By: Gen Good-Malloy DPT
Today on the blog, I am going to do an FAQ section discussing aquatic therapy. I have had many of the same questions being asked by our patients, and I am here to answer some of those questions! The pool is a great place to exercise and begin a strengthening program and has become a preferred method of exercise for many of our patients who have pain while completing exercises on land.
Why would I do exercises in the pool when I need to be able to function on land?
Often, we will start therapy in the pool to help build strength and improve balance before we progress them to land-based therapy. The pool provides a safe place to start a strength program and work on balance as people do not have a fear of falling in the water and often feel less pain when exercising in the pool.
How warm is the pool?
The pool is kept around 90 degrees which can help decrease discomfort from aching and arthritic joints, but also help the body to relax and ease muscular tension.
How do you increase resistance in the pool?
In water, you can increase the resistance to movement by speeding up the exercise and lower the resistance by slowing down the movement. This allows the physical therapist to progress exercises in the pool just like they would on land. We also have different equipment that can be adjusted to increase resistance with specific exercises.
Why do I feel pain when doing this exercise on land, but it doesn’t hurt in the pool?
The buoyancy provided by the water reduces the effects of gravity working on the body and can help decrease the amount of weight and compression on joints.
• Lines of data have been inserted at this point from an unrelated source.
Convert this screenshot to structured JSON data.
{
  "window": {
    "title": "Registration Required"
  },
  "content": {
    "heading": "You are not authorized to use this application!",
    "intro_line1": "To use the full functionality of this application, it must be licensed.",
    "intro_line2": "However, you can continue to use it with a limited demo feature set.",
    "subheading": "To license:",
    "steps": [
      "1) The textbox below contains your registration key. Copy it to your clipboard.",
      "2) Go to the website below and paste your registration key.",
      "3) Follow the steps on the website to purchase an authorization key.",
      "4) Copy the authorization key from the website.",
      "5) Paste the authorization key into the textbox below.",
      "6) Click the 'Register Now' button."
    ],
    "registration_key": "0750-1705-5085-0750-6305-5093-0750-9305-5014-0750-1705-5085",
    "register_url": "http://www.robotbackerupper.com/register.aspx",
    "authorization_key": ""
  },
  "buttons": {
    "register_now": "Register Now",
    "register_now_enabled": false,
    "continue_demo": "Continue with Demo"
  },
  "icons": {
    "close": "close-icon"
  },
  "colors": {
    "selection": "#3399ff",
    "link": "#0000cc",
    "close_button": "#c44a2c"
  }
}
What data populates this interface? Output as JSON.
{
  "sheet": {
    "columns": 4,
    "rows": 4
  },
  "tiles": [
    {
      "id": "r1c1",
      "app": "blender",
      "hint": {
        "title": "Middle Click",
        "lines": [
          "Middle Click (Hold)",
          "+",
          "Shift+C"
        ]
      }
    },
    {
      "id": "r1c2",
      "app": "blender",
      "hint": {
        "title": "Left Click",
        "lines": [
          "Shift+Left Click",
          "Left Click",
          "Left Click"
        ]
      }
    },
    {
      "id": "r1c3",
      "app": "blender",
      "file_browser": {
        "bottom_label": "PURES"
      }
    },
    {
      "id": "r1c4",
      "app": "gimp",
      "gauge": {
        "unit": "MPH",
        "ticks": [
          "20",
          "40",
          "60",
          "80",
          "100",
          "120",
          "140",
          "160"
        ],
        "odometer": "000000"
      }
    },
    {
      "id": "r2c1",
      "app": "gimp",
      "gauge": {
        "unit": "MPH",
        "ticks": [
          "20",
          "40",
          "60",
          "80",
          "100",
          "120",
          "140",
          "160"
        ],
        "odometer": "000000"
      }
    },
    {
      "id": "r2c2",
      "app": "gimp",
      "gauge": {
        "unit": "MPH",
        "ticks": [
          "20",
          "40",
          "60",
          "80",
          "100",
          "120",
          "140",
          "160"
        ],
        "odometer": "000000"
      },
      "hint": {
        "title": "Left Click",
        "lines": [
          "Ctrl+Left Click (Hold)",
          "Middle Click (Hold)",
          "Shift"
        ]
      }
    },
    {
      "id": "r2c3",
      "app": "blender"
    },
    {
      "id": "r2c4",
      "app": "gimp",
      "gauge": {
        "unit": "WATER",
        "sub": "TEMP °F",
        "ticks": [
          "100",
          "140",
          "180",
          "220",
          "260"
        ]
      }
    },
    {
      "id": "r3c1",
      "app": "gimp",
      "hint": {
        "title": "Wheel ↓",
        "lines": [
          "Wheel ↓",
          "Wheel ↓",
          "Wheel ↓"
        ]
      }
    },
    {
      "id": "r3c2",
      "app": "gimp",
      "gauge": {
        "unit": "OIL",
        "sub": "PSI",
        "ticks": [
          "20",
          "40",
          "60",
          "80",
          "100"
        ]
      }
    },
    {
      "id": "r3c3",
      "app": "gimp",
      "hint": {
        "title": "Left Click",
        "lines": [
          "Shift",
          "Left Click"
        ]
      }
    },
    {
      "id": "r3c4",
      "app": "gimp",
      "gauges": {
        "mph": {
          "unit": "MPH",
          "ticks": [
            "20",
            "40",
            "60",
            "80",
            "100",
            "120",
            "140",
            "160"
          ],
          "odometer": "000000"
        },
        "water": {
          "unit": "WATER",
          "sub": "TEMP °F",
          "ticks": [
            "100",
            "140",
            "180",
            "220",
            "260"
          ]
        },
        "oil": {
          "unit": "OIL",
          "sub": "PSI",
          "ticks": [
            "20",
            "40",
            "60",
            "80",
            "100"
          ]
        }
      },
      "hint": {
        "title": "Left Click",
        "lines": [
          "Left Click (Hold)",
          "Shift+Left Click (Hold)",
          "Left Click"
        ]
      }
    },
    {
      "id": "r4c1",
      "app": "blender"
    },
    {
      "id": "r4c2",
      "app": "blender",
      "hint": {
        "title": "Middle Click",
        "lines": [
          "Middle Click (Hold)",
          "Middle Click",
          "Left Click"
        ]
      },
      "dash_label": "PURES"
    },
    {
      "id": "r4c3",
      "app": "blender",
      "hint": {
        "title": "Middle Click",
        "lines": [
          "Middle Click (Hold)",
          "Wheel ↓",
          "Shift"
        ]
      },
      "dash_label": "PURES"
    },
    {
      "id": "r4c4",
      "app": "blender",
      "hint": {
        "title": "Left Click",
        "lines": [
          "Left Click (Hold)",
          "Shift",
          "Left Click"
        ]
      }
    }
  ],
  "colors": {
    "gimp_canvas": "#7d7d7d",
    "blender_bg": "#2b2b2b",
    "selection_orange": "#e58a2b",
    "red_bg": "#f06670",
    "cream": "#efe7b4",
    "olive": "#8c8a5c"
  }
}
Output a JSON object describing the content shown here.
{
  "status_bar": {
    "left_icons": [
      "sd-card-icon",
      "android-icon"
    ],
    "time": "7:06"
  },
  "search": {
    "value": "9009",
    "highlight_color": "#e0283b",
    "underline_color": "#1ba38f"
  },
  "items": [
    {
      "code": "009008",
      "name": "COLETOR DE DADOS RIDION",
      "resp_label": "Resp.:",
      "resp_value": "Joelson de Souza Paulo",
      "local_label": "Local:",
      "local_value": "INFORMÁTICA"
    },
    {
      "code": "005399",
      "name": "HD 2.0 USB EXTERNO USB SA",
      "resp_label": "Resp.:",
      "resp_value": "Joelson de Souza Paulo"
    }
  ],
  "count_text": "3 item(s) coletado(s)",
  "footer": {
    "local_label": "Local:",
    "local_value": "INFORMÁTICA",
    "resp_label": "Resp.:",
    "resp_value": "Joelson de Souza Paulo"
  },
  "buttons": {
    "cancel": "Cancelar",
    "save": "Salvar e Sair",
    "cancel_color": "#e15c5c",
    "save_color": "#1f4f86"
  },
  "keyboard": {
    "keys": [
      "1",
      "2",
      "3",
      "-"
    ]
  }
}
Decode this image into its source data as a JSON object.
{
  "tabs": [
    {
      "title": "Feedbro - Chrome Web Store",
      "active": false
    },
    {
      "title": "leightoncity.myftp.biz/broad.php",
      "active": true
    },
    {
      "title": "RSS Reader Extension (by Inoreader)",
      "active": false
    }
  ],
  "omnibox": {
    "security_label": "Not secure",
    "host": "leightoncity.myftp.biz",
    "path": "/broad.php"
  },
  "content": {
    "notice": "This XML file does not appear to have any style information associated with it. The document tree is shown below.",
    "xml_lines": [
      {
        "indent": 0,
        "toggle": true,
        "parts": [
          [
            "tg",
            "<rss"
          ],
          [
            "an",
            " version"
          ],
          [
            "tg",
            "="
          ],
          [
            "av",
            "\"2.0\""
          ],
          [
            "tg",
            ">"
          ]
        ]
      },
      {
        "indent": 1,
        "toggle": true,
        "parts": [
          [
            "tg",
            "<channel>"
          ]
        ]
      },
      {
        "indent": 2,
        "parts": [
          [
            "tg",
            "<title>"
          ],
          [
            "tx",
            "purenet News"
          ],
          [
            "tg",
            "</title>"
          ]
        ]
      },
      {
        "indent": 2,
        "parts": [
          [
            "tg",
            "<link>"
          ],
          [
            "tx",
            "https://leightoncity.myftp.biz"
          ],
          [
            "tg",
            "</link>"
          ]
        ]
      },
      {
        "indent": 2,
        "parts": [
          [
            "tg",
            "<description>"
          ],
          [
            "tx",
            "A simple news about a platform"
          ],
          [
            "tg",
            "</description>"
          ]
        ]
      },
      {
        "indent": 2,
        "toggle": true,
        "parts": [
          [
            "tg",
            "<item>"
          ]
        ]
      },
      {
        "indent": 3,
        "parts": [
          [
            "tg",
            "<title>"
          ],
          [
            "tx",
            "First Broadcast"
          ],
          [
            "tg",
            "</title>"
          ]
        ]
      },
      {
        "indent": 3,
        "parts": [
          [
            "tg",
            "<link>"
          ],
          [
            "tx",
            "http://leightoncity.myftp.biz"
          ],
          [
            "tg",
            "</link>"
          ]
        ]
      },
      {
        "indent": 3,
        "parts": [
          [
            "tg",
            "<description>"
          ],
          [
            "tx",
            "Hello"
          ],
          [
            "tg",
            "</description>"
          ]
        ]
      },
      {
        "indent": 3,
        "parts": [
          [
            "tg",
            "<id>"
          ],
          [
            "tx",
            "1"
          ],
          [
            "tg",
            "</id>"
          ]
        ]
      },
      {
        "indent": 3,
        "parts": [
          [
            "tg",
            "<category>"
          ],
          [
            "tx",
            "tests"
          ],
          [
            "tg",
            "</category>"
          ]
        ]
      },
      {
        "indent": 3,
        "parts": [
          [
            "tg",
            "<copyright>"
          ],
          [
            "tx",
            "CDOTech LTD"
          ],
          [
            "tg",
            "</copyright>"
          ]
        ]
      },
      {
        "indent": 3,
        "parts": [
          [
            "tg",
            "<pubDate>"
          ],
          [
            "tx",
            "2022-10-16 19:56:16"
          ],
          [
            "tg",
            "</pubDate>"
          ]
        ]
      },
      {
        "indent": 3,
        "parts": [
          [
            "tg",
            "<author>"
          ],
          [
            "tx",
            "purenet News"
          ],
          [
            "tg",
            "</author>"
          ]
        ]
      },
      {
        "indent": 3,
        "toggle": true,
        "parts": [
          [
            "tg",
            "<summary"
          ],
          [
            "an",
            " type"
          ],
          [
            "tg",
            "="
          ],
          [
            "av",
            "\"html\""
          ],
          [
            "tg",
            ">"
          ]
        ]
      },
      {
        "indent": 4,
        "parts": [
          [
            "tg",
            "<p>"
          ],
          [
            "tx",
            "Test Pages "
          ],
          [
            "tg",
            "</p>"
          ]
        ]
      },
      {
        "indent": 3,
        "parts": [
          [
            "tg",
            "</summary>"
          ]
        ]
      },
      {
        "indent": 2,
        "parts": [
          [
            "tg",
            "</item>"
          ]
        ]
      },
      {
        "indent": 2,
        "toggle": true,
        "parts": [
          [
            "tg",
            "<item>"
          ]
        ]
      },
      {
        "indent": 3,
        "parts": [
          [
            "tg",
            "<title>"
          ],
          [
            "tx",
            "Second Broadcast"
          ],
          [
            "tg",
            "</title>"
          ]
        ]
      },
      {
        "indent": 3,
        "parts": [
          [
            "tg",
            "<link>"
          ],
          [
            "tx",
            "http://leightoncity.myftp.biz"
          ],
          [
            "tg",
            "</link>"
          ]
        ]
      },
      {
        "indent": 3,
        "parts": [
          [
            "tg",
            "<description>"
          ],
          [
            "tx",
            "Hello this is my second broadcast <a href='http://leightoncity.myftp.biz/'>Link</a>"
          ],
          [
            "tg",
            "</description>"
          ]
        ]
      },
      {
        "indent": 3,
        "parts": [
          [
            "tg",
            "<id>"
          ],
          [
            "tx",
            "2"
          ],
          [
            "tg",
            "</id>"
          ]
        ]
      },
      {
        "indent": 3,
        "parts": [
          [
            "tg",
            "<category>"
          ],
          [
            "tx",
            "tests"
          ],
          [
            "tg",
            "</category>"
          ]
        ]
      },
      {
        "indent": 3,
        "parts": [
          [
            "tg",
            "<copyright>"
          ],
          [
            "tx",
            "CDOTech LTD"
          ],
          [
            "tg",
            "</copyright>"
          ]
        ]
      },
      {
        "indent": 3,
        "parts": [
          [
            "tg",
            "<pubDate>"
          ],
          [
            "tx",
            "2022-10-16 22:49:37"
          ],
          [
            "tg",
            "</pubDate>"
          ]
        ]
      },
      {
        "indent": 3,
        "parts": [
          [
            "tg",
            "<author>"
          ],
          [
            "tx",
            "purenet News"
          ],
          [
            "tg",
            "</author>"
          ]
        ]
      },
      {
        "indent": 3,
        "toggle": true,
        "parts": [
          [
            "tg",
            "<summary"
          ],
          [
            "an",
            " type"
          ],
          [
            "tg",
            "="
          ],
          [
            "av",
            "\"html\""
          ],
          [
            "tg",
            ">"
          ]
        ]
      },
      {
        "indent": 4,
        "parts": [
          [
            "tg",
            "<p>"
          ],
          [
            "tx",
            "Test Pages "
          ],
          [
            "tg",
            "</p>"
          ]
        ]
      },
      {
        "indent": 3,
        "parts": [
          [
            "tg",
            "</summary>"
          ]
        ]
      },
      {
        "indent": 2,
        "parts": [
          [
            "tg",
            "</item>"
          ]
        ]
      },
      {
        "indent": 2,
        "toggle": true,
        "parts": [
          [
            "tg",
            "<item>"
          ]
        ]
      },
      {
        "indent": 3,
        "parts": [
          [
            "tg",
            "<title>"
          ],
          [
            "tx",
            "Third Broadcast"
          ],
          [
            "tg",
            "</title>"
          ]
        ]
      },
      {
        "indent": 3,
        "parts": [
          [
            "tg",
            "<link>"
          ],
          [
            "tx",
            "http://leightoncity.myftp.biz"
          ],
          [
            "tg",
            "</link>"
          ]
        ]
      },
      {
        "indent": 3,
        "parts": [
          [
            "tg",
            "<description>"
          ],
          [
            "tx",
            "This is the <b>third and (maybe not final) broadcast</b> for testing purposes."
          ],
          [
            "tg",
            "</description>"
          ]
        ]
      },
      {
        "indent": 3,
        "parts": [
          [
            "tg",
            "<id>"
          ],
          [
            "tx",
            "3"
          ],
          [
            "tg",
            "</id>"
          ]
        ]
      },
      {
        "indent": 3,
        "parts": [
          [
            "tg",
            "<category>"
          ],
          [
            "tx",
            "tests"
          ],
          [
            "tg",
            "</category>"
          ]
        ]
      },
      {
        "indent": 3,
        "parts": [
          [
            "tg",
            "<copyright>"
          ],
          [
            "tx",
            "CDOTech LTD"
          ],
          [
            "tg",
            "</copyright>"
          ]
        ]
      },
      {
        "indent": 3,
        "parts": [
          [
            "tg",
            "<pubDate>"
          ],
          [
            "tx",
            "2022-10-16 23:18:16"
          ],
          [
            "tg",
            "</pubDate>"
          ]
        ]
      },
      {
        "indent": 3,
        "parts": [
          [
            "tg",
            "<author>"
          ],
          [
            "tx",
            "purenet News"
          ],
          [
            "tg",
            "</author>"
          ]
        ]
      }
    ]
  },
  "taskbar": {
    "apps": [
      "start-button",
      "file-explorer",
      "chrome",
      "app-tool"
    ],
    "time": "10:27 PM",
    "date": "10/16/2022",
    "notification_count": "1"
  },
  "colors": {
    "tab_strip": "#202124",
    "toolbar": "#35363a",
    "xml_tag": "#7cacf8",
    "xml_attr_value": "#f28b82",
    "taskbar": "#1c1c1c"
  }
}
Therefore, most people are able to complete more exercises or more repetitions in the pool than what they can complete on land without increasing their pain.
What types of injuries or conditions can be treated with aquatic therapy?
Many people with arthritis, osteoarthritis, rheumatoid arthritis, and chronic pain syndromes such as fibromyalgia and complex regional pain syndrome (reflex sympathetic dystrophy) benefit greatly from aquatic therapy. People with spinal cord injuries or strokes are able to practice walking, improve balance, and complete functional activities in the pool. While the majority of our patients who are working in the pool have lower back pain or lower extremity injuries, we also treat many people with neck, shoulder, and upper back pain.
Can I do land therapy as well, or do all my appointments have to be in the pool?
Many people, upon recommendation from the physical therapists, will complete a combination of land and pool therapy so the person can receive manual therapy on land that is not able to be done in the pool.
How can I continue with the pool exercises if I don’t have access to a pool at home?
We offer an aquatic wellness program for a fee each month that allows a person to use the pool at their convenience any time our therapists are at the pool. The pool equipment is also available for use by the wellness patients and supervision is provided by our therapists.